And what about tempo and key of the song? Should we make a beat “mathematically tuned” to the tempo of the song? Theoretically, with mathematically correct tempo and key you are much closer to make your song sound and resonate better – especially in electronic music production. That doesn’t mean this is an ultimate rule, but it helps, especially if you are not a pro sound engineer.

That’s why we created this tempo to key converter tool that recommends a key for a tempo. This tool is based on the following formula:

BPM x Quantize/60 = frequency in hz.

Here’s an example for tempo of 130bpm:

130bpm x 16/60 = 34,66hz. 34,65hz is C#.

Based on the formula above, C# (minor or major) is a mathematically matching key for music produced at 130bpm. Besides that, we’ve noticed that a fifth interval down also works well.

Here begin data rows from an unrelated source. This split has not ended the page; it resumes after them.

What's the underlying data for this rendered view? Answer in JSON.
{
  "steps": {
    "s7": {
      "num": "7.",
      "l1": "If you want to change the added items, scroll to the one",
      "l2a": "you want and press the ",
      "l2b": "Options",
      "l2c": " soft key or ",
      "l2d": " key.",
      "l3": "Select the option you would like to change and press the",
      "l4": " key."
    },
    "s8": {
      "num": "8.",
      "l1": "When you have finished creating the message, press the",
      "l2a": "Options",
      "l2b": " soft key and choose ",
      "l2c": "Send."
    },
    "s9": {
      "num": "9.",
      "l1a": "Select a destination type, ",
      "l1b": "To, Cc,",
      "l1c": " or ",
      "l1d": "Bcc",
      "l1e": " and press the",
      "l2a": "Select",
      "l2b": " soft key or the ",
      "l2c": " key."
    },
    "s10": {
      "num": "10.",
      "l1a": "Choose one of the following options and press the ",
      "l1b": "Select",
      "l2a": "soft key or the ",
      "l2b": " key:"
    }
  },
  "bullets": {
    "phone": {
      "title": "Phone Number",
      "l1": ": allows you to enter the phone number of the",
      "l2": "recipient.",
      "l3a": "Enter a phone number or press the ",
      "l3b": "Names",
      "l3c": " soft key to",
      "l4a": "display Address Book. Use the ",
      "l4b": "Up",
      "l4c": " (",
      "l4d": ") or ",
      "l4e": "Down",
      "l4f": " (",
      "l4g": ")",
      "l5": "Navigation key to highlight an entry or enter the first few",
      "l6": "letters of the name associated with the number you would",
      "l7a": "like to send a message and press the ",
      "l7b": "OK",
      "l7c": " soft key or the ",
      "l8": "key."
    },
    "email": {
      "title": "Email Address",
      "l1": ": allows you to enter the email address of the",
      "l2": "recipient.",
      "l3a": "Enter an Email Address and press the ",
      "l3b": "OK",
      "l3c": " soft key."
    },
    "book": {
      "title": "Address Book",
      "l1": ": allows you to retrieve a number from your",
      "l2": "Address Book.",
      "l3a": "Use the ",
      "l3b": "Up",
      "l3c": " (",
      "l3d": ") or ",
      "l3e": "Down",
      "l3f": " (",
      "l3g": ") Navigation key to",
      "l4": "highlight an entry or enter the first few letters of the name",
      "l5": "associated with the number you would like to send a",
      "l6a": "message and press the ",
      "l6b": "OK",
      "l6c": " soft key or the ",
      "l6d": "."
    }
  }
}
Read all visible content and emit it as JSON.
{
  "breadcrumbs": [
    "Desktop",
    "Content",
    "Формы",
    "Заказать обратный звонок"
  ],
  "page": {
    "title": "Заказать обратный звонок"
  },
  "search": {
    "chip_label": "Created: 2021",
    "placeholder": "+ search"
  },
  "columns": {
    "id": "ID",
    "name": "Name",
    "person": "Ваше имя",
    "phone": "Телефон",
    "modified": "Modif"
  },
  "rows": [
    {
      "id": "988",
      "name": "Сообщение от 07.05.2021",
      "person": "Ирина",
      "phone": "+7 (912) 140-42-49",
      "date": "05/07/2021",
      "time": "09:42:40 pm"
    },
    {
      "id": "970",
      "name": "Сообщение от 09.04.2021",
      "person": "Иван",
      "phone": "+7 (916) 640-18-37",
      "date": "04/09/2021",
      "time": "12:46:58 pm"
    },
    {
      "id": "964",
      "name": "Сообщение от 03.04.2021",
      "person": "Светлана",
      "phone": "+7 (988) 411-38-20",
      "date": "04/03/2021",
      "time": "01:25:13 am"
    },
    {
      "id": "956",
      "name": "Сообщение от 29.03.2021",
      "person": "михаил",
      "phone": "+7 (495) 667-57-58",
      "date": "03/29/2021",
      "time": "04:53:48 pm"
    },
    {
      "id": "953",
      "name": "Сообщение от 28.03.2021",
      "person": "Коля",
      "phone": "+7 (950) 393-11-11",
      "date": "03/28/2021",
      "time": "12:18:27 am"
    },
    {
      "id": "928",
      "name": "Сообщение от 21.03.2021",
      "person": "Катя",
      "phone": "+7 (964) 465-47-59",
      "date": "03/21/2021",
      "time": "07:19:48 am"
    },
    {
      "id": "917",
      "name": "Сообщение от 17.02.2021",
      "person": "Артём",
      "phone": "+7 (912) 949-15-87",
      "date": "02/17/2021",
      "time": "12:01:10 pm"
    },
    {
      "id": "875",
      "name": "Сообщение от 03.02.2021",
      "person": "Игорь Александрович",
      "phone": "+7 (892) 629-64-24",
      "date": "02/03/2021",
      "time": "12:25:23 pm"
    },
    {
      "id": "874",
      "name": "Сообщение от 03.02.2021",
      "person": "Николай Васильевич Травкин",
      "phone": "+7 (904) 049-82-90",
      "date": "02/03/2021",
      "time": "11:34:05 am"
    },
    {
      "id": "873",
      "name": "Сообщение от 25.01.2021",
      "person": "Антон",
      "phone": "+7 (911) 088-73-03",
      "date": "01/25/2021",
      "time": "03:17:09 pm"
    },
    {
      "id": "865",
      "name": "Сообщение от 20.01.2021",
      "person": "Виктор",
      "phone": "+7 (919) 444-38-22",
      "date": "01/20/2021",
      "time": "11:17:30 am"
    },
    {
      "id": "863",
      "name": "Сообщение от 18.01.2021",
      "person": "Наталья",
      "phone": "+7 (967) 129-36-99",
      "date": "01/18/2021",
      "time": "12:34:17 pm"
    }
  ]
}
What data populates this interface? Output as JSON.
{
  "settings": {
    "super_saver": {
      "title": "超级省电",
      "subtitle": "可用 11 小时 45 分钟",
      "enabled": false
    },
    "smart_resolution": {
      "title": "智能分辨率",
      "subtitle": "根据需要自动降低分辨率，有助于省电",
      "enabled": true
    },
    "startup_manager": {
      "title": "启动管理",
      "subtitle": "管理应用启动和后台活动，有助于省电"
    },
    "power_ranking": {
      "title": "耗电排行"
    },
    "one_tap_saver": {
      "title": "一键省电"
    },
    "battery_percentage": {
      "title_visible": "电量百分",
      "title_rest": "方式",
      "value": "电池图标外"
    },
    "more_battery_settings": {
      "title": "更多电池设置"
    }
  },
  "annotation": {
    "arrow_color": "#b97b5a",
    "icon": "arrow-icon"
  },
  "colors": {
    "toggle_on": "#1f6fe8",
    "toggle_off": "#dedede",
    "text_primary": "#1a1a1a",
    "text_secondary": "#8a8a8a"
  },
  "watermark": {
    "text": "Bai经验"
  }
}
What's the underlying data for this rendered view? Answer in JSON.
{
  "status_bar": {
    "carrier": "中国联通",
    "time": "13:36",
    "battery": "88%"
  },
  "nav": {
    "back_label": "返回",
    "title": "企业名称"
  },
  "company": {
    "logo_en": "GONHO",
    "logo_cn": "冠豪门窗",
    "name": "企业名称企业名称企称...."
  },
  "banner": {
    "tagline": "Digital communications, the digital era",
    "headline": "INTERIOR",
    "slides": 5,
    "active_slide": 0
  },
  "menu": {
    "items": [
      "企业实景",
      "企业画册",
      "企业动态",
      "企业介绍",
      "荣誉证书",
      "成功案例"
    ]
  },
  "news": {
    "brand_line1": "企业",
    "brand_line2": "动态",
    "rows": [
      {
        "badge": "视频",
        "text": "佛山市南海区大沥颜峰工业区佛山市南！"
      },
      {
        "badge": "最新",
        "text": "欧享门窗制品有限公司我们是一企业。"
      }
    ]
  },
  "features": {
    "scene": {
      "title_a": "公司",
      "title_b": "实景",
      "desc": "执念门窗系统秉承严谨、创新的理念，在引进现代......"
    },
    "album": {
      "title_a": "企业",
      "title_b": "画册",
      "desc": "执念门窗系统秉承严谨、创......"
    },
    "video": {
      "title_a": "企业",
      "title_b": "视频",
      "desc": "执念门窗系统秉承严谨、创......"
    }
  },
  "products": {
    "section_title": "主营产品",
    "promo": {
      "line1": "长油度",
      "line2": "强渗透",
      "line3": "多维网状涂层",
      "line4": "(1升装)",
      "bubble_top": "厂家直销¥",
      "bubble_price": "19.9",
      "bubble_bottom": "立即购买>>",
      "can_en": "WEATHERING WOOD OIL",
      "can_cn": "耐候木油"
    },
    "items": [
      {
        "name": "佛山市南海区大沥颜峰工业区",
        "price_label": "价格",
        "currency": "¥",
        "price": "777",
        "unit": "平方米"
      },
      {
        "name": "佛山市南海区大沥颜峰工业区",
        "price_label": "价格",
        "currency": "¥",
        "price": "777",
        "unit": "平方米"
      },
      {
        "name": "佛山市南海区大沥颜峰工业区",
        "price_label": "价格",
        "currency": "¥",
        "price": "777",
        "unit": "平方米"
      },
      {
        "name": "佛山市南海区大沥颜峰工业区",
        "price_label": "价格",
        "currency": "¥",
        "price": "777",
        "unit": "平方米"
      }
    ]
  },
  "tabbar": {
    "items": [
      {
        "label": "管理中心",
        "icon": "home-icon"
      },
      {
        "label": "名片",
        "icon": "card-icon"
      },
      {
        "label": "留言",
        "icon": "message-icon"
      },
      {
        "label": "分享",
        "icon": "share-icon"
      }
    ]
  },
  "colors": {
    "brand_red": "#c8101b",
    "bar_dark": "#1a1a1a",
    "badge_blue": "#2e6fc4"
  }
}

That means, you could try producing in keys C# or G#. Or you can produce in C# and tune your kick sample down to G#.

This tool is especially helpful for those who are starting out in music production. It helps to avoid low end mixing mistakes, especially in the sub frequencies. Side-chaining the kick with bass becomes more precise and easier to control. Also, it helps to find out which 808 sub notes to strike on the downbeats for the maximum impact on your speakers!

There are many songs that don’t match the BPM to KEY criteria, but here’s the list of songs that do:

Lil Was X – Old Town Road (C#, 136bpm)
Beyonce – Halo (B, 80bpm)
Beyonce – Run the world (C, 127bpm)
Beyonce – If I Were a Boy (F#, 90bpm)
Rihanna – Umbrella (C#, 174bpm)
Rihanna – Live Your Life (B, 160bpm)
The Weeknd – Blinding Lights (C#, 171bpm)
Black Eyed Peas – I Gotta Feeling (C, 128bpm)
Avicii – Hey Brother (G, 125bpm)
Nelly Furtado, Timbaland – Promiscuous (A#, 114bpm)
Timbaland, Drake – Say Something (B, 80bpm)
Justin Timberlake – Like I Love You (F#, 115bpm)
Backstreet Boys – Everybody (A#, 108bpm)
Katy Perry – California Gurls (C, 125bpm)
Justin Bieber – Beauty and the Beat (C, 128bpm)
Fergie – Fergalicious (G#, 129bpm)
Queen – Another One Bites The Dust (F, 110bpm)
The Chainsmokers – Don’t Let Me Down (B, 160bpm)

Go to the tempo to key converter tool and find the perfect key for your songs!

Leave a Reply

Your email address will not be published. Required fields are marked *